Task description:
Count how many lines in the data hold the word "Настройки", and give that number alone.

-------- Data in this exercise --------

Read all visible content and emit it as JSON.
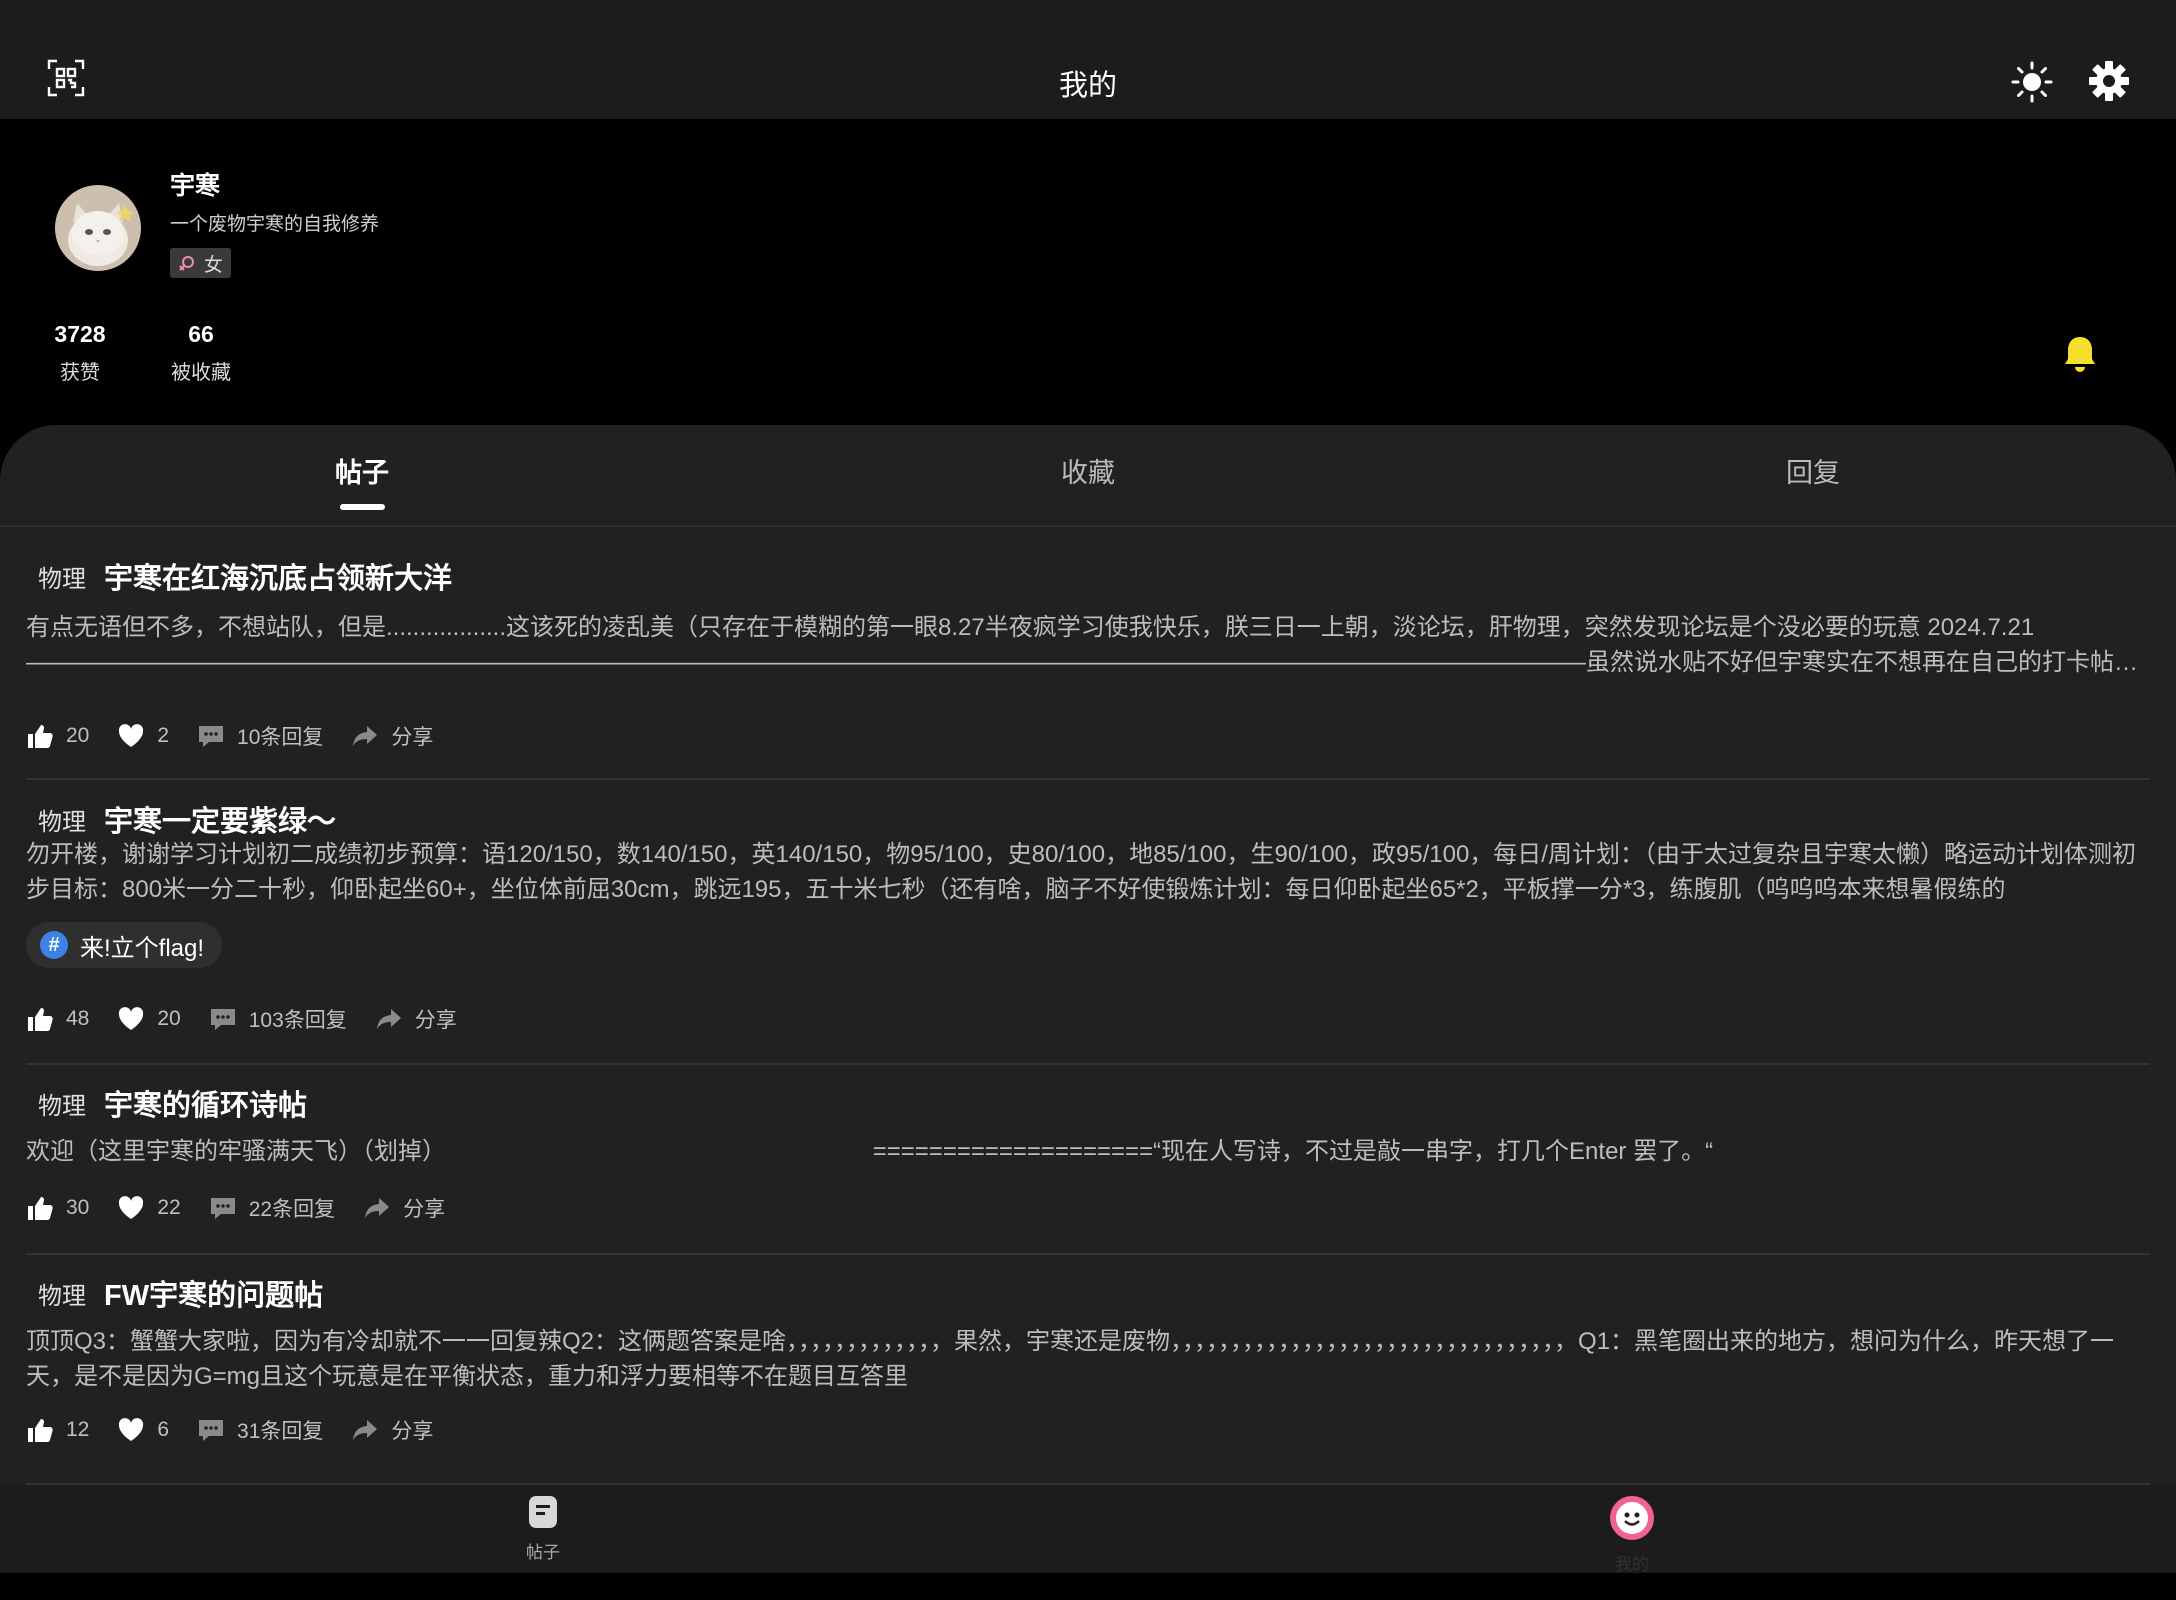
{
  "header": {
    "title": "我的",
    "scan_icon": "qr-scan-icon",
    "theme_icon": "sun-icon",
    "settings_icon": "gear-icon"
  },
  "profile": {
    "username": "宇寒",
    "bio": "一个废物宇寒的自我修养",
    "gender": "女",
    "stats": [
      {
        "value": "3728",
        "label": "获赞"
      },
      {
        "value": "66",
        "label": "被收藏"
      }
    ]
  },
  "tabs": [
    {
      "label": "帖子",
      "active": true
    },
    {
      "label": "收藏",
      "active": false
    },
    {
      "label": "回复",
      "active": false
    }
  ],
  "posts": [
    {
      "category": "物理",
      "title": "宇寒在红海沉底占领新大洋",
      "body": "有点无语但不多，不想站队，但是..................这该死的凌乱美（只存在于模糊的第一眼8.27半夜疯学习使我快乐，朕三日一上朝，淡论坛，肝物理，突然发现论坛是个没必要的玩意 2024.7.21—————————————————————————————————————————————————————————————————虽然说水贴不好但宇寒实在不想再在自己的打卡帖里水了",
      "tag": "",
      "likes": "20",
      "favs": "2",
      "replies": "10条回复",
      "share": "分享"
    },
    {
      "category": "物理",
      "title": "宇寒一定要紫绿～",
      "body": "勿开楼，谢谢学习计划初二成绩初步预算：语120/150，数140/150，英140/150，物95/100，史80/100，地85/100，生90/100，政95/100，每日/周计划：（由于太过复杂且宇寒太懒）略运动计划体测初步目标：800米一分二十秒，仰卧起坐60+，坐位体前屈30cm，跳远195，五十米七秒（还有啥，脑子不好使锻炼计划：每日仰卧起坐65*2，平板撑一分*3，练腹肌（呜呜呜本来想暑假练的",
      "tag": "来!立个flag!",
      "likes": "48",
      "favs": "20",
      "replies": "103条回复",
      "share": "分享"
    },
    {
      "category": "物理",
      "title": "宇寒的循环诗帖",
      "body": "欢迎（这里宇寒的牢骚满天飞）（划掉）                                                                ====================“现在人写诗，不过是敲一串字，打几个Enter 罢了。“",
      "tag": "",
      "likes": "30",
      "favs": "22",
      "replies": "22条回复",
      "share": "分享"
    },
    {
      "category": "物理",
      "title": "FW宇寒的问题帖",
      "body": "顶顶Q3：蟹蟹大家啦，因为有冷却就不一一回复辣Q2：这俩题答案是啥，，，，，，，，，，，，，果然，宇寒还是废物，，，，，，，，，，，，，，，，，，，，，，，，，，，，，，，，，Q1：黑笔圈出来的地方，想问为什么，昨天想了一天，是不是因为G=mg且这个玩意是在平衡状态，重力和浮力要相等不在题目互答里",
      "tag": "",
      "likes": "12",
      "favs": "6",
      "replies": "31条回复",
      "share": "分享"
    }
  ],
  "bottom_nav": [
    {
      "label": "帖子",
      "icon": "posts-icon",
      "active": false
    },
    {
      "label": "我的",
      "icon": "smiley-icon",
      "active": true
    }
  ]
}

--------
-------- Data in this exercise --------

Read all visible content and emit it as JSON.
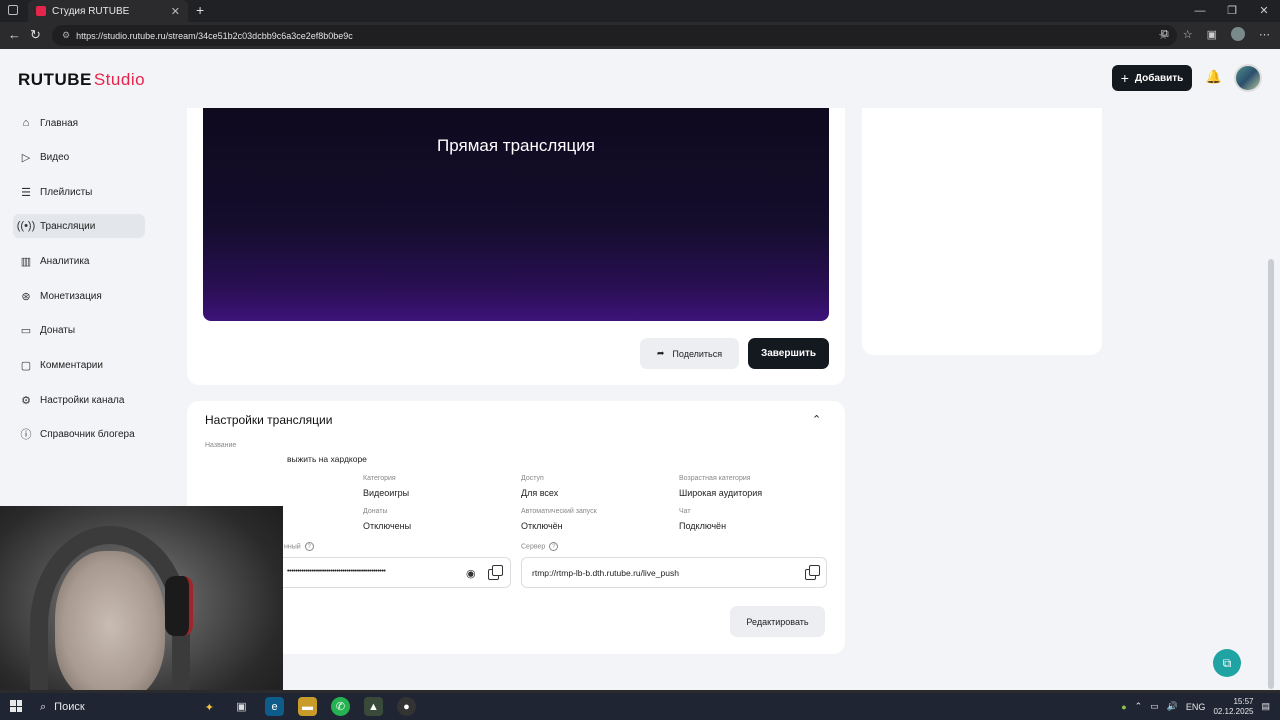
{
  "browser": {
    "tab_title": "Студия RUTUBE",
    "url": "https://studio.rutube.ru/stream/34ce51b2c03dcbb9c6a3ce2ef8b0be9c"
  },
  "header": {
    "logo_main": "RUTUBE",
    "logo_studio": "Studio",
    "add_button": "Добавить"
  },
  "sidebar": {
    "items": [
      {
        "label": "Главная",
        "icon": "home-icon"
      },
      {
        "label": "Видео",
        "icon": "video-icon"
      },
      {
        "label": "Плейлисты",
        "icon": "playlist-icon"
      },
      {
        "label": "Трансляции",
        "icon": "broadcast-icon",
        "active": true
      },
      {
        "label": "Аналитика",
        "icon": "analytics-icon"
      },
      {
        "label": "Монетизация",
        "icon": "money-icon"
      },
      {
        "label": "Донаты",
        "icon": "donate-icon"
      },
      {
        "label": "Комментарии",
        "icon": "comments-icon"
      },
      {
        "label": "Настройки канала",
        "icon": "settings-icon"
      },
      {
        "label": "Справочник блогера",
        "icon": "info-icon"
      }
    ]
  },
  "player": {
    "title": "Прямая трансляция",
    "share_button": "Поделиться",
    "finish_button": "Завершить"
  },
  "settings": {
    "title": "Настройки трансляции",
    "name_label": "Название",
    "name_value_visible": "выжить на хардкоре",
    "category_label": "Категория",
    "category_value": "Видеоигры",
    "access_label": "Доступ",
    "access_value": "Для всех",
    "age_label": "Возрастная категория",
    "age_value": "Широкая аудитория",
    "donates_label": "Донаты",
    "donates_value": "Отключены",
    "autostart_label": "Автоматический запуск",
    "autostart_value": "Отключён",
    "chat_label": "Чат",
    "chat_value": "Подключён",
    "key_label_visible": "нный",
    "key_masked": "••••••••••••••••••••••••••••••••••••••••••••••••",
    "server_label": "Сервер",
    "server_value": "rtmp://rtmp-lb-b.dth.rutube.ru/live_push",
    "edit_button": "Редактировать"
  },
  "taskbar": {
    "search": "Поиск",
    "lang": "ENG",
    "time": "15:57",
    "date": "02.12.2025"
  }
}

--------

Solution to this task:
2